§ **WHAT THE EXERCISE ASKS**: Beginning with the line that holds "Enumerate this screenshot's", please retype each line through the end of the listing below, both ends included, and nothing more.

§ **RECORDED DATA**:
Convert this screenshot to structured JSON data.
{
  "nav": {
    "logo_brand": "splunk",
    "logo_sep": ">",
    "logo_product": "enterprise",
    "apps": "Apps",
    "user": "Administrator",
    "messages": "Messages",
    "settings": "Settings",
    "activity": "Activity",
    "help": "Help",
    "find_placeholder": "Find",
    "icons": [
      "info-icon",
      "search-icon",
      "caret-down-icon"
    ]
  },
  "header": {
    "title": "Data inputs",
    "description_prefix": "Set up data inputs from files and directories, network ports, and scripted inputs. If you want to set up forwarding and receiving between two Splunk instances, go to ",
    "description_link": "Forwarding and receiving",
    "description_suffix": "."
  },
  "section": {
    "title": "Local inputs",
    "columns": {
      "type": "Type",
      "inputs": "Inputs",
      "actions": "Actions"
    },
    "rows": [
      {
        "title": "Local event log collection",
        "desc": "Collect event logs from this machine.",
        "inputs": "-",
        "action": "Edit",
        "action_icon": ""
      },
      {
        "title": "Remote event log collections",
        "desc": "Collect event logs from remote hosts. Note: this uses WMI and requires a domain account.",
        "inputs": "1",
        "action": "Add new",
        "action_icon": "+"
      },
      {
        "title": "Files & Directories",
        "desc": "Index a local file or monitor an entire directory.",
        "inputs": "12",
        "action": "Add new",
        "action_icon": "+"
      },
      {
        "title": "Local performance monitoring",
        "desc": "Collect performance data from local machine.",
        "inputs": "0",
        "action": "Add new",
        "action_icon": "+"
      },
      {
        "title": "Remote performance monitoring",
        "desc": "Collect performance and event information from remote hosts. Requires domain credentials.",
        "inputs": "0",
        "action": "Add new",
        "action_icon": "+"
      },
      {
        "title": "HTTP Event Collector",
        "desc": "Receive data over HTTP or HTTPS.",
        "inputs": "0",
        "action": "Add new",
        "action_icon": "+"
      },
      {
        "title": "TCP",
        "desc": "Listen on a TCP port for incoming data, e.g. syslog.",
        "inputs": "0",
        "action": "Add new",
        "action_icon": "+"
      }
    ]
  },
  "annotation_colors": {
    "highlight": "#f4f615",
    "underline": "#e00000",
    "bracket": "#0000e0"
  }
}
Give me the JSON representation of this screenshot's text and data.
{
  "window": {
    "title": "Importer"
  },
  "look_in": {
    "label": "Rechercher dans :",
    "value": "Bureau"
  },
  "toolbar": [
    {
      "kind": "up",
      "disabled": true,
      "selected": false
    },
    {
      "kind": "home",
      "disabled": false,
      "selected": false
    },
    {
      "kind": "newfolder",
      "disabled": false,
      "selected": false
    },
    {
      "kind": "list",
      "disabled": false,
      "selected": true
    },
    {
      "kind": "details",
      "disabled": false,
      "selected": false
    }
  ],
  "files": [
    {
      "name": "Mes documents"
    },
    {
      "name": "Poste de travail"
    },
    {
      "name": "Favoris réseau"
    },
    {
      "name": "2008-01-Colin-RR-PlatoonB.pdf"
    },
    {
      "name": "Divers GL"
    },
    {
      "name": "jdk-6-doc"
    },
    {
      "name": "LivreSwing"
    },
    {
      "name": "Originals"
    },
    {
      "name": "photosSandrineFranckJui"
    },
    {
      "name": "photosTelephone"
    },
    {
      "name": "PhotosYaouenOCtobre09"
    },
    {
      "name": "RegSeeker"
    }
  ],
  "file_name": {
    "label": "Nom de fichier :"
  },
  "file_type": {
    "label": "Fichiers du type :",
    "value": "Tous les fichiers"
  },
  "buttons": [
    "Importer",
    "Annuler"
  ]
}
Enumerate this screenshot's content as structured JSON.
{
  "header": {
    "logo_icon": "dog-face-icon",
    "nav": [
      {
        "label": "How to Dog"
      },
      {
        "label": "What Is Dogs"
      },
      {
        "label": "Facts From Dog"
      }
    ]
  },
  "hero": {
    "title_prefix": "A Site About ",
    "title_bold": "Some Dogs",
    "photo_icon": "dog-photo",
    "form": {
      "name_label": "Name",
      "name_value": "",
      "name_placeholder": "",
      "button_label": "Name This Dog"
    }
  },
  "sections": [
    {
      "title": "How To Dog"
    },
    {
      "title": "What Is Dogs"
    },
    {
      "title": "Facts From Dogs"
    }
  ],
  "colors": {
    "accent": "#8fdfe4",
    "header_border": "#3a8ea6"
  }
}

§ **RESULT OF THE TASK**:
Enumerate this screenshot's content as structured JSON.
{
  "header": {
    "logo_icon": "dog-face-icon",
    "nav": [
      {
        "label": "How to Dog"
      },
      {
        "label": "What Is Dogs"
      },
      {
        "label": "Facts From Dog"
      }
    ]
  },
  "hero": {
    "title_prefix": "A Site About ",
    "title_bold": "Some Dogs",
    "photo_icon": "dog-photo",
    "form": {
      "name_label": "Name",
      "name_value": "",
      "name_placeholder": "",
      "button_label": "Name This Dog"
    }
  },
  "sections": [
    {
      "title": "How To Dog"
    },
    {
      "title": "What Is Dogs"
    },
    {
      "title": "Facts From Dogs"
    }
  ],
  "colors": {
    "accent": "#8fdfe4",
    "header_border": "#3a8ea6"
  }
}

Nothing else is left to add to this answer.